- **ABOUT THIS EXERCISE**
Locate the string "icon" in the listing below. Copy every line where it is found.

- **DATA SHOWN**

_____

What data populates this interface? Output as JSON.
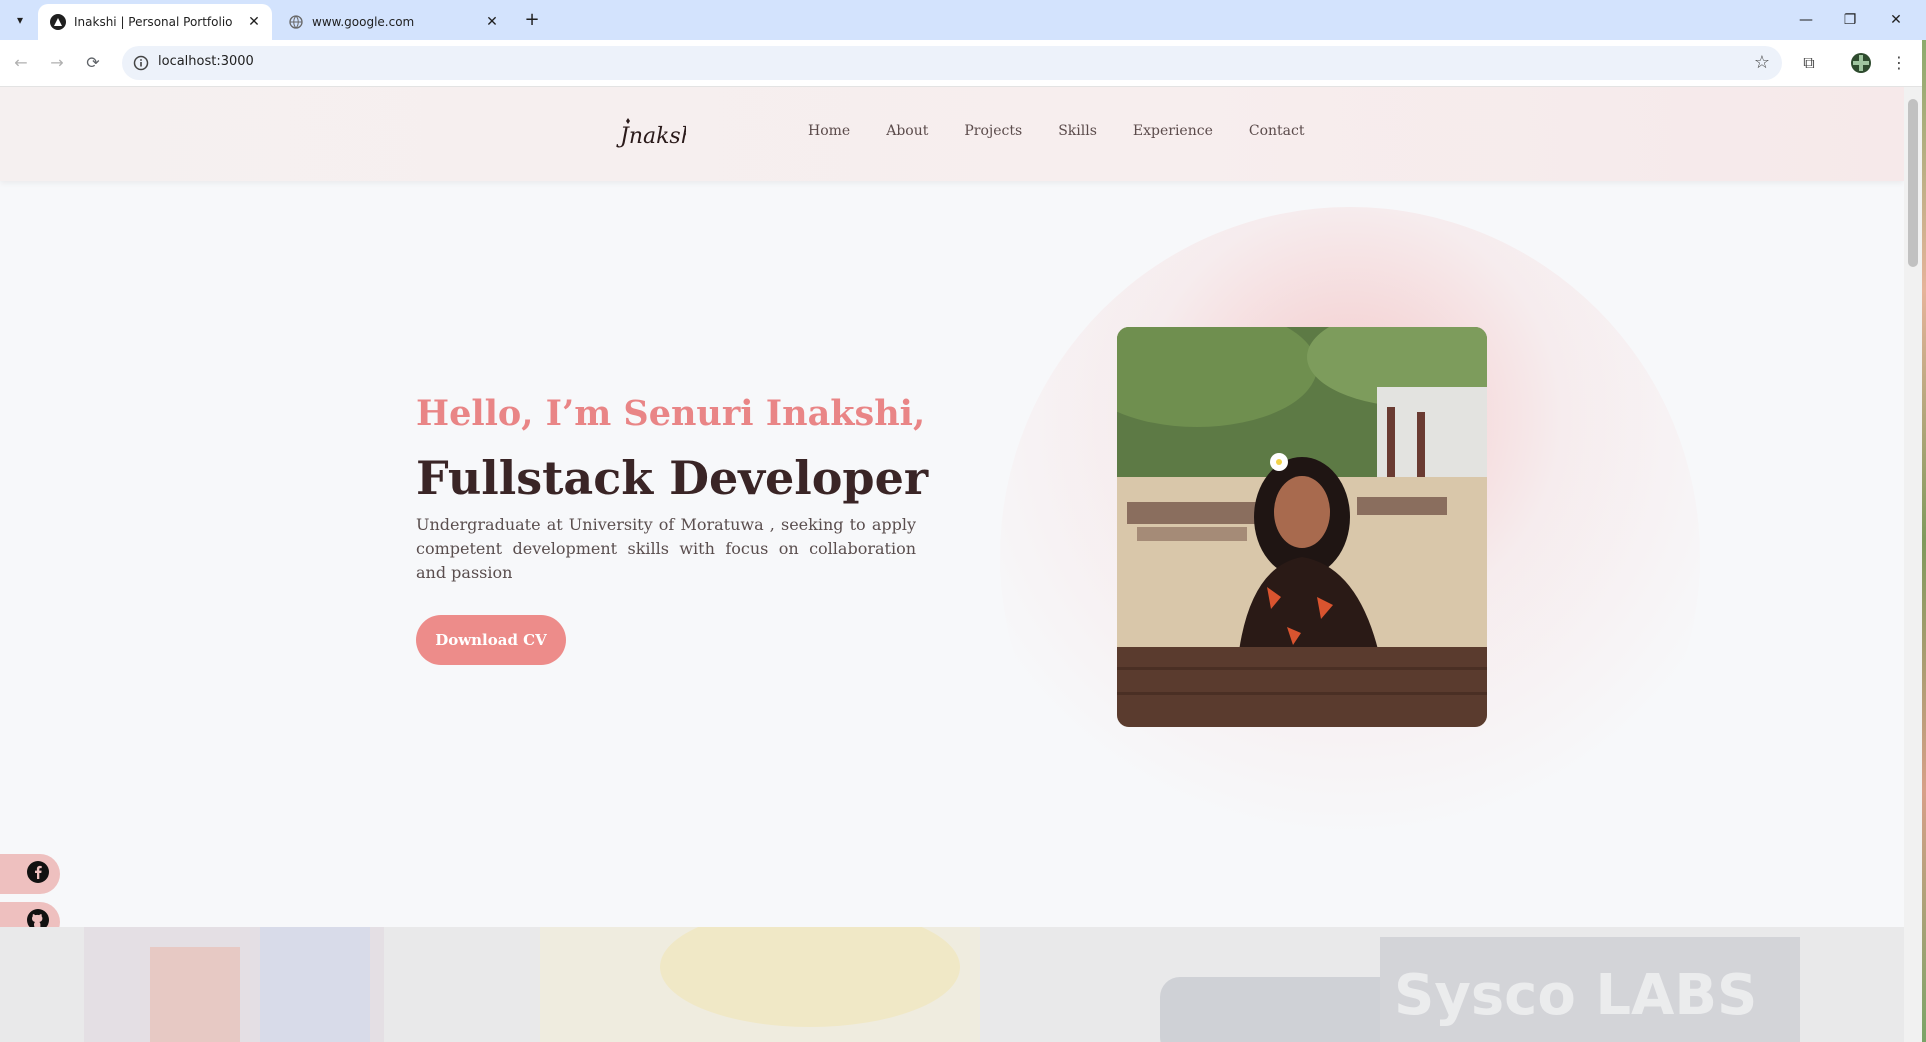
{
  "browser": {
    "tabs": [
      {
        "title": "Inakshi | Personal Portfolio",
        "active": true,
        "icon": "react-icon"
      },
      {
        "title": "www.google.com",
        "active": false,
        "icon": "globe-icon"
      }
    ],
    "url": "localhost:3000"
  },
  "site": {
    "logo_text": "Jnakshi",
    "nav": [
      "Home",
      "About",
      "Projects",
      "Skills",
      "Experience",
      "Contact"
    ]
  },
  "hero": {
    "greeting": "Hello, I’m Senuri Inakshi,",
    "title": "Fullstack Developer",
    "description": "Undergraduate at University of Moratuwa , seeking to apply competent development skills with focus on collaboration and passion",
    "cv_button": "Download CV"
  },
  "social_links": [
    "facebook-icon",
    "github-icon",
    "instagram-icon",
    "linkedin-icon"
  ],
  "bottom_band": {
    "watermark_text": "Sysco LABS"
  },
  "colors": {
    "accent": "#ed8c8a",
    "heading": "#3a2526",
    "greeting": "#e98586",
    "social_bg": "#eec0bf"
  }
}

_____

- **ANSWER SPACE**
        "icon": "react-icon"
        "icon": "globe-icon"
    "facebook-icon",
    "github-icon",
    "instagram-icon",
    "linkedin-icon"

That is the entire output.